Shot with a Mamiya Universal (6x7) and 75/5.6 lens, on expired slide film.
I have always wanted to take a decent picture of this boat. Weather and distance from my home slowed me down. Finally found a good morning for the shot. Actually I have 4 of it over two mornings. The long exposure worked well I feel with this shot
When I tend to walk around the city aimlessly, I capture my best shots.
Here are a couple shot with my A7 III w/ 16-35mm f4 lens
Beyond the beer gardens, Oktoberfest offers a festival of lights for long exposure photography.
I made star trails before but this is the first time I was trying for moon trail. It was full moon evening so decided to make 30 minutes shot. single shot with 10 stop ND filter.Happy with my experiment and result.
This is my very first "long exposure." It was only a few seconds, I don't remember how long exactly. This was taken back in 2010 and the vehicle and base no longer exist. (NIKON D7000, ƒ/4, 1/10, 18mm, ISO4500)
One of my personal favorite photos of mine, shot on just a Canon G7xii RAW and edited in Lightroom. This was from my recent expedition with my girlfriend and our two dogs into the arctic circle of Scandinavia on our way to the Nordkapp (northern most point) of Norway in the winter of 2018/2019.
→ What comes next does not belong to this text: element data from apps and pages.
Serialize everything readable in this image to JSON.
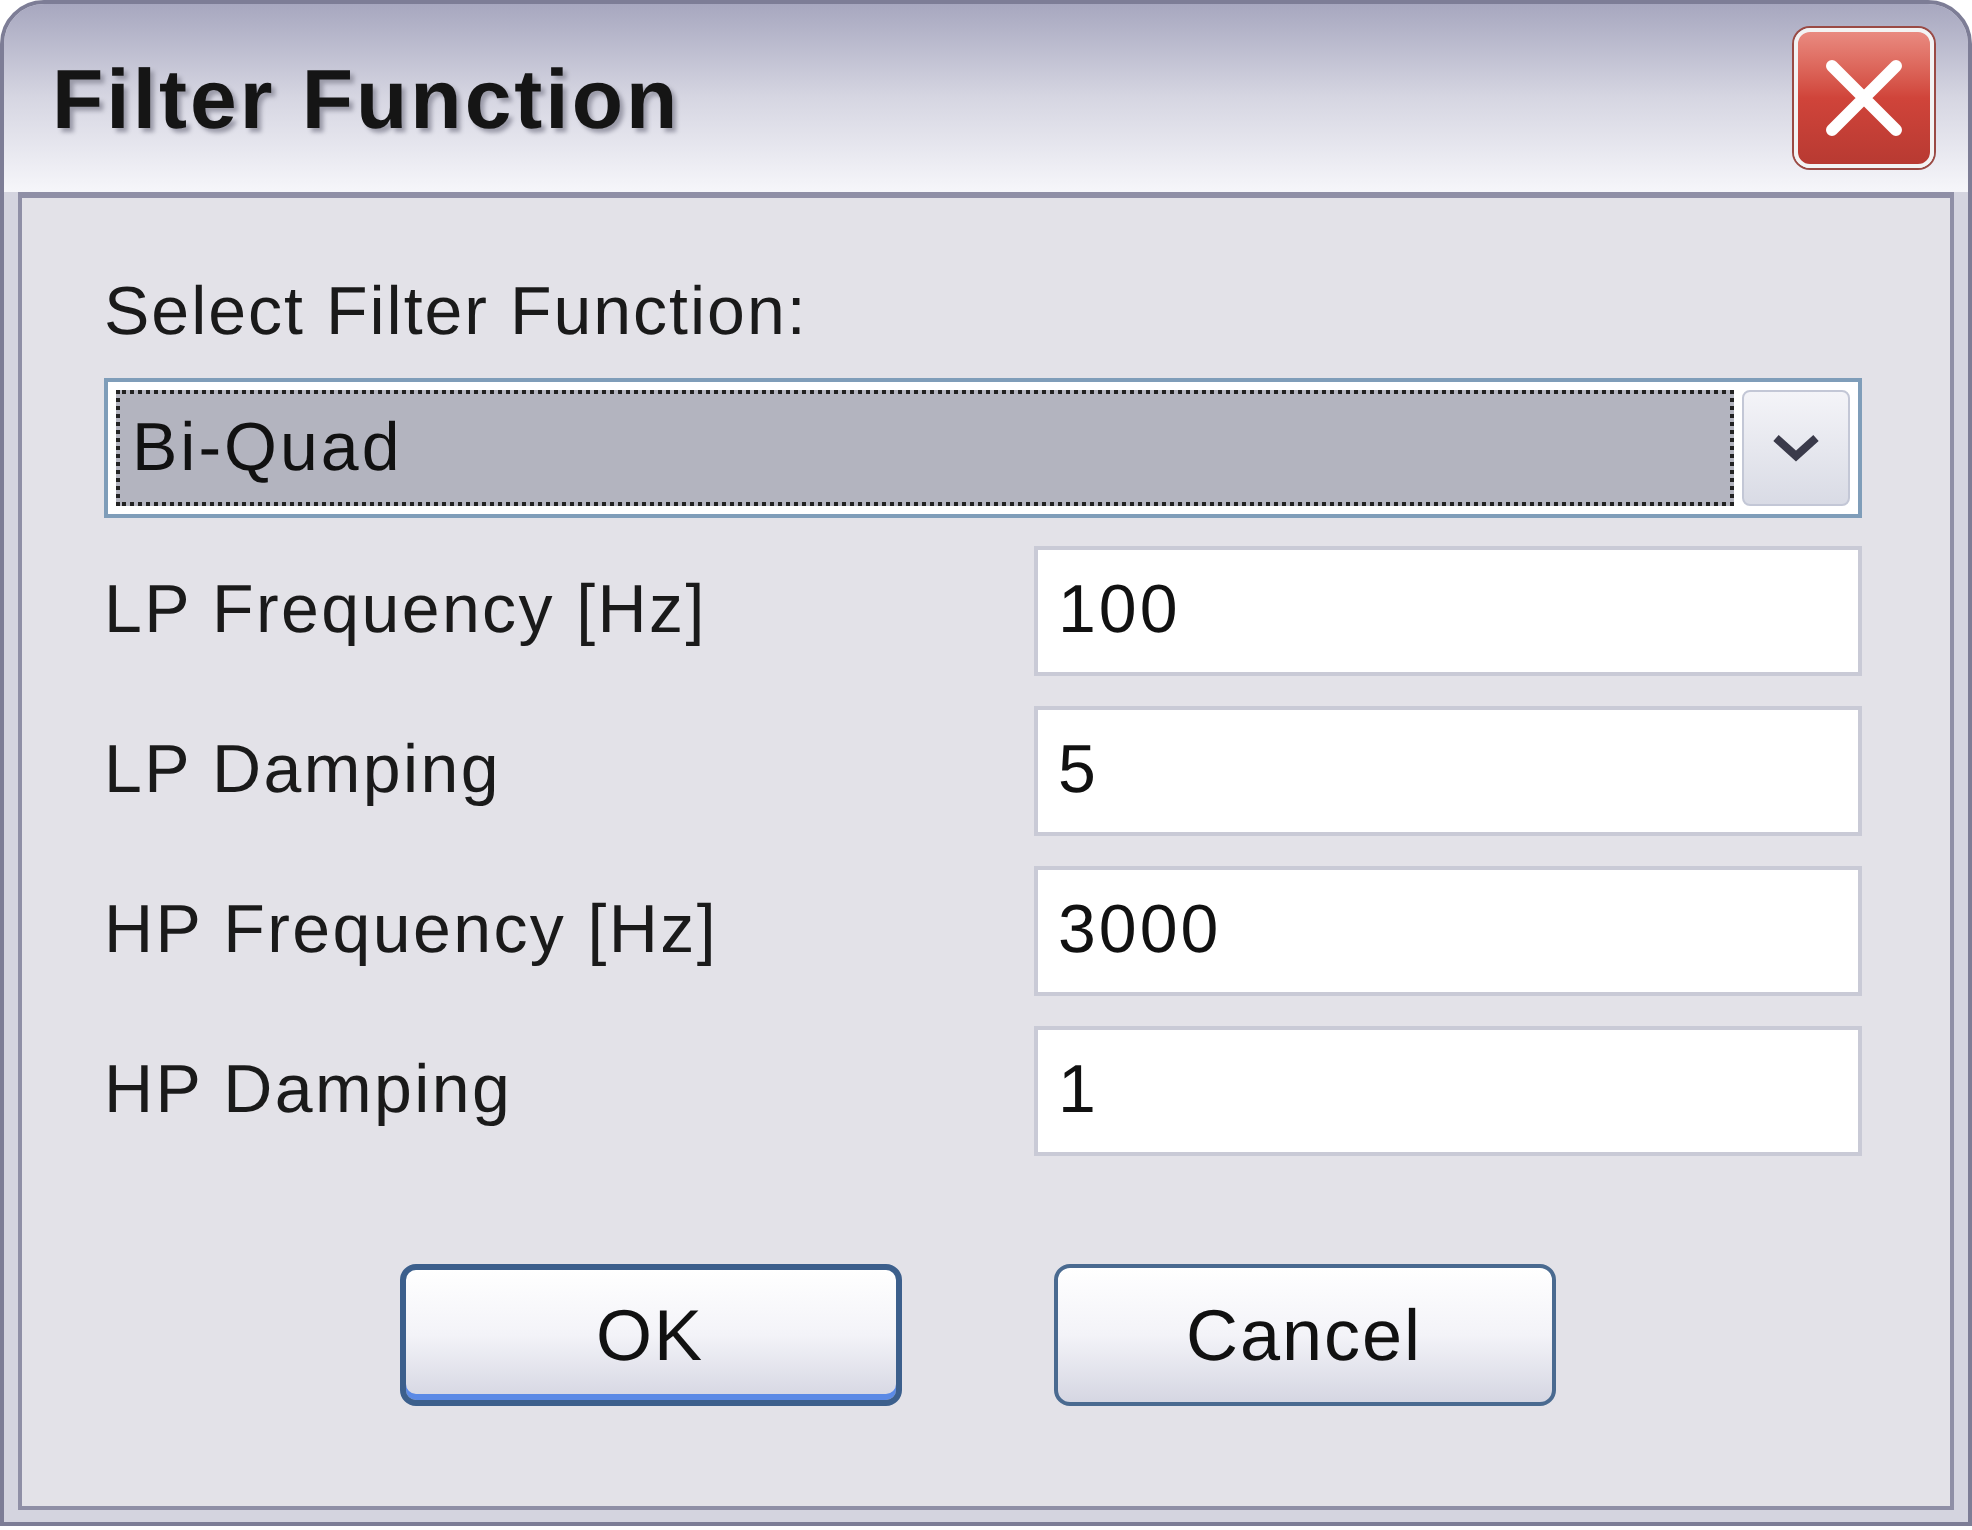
{
  "window": {
    "title": "Filter Function"
  },
  "filter_select": {
    "label": "Select Filter Function:",
    "value": "Bi-Quad",
    "focused": true
  },
  "fields": [
    {
      "label": "LP Frequency [Hz]",
      "value": "100"
    },
    {
      "label": "LP Damping",
      "value": "5"
    },
    {
      "label": "HP Frequency [Hz]",
      "value": "3000"
    },
    {
      "label": "HP Damping",
      "value": "1"
    }
  ],
  "buttons": [
    {
      "label": "OK",
      "default": true
    },
    {
      "label": "Cancel",
      "default": false
    }
  ]
}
this shot was taken with a 30sec long...
Shot with a Pentax k50 and 16-85 lens. Pretty happy with these but need to do a few tweeks on my desktop since these were edited on my not so stellar laptop. Let me know what you guys think!
I had forgotten my tripod during this hike and had to set my composition based on where I could rest my camera on nearby rocks and my camera bag. I am new to this group, do you have any helpful hints or tips to improve my long exposure photography? Thank you.
This is Sunshine Beach in Queensland, Australia. I liked how the foreground is in shade and the sun is illuminating the beach, giving it its name.
This is taken at sunrise, 115 secs exposure.
So I have only attempted this a few times, but here are some shots I've done using the shutter-drag technique using a 3-4 second shutter speed while manually popping off an off-camera flash (using a remote) randomly throughout the exposure. I have shot a lot of shows in very low-light over the years and wanted to try something different and...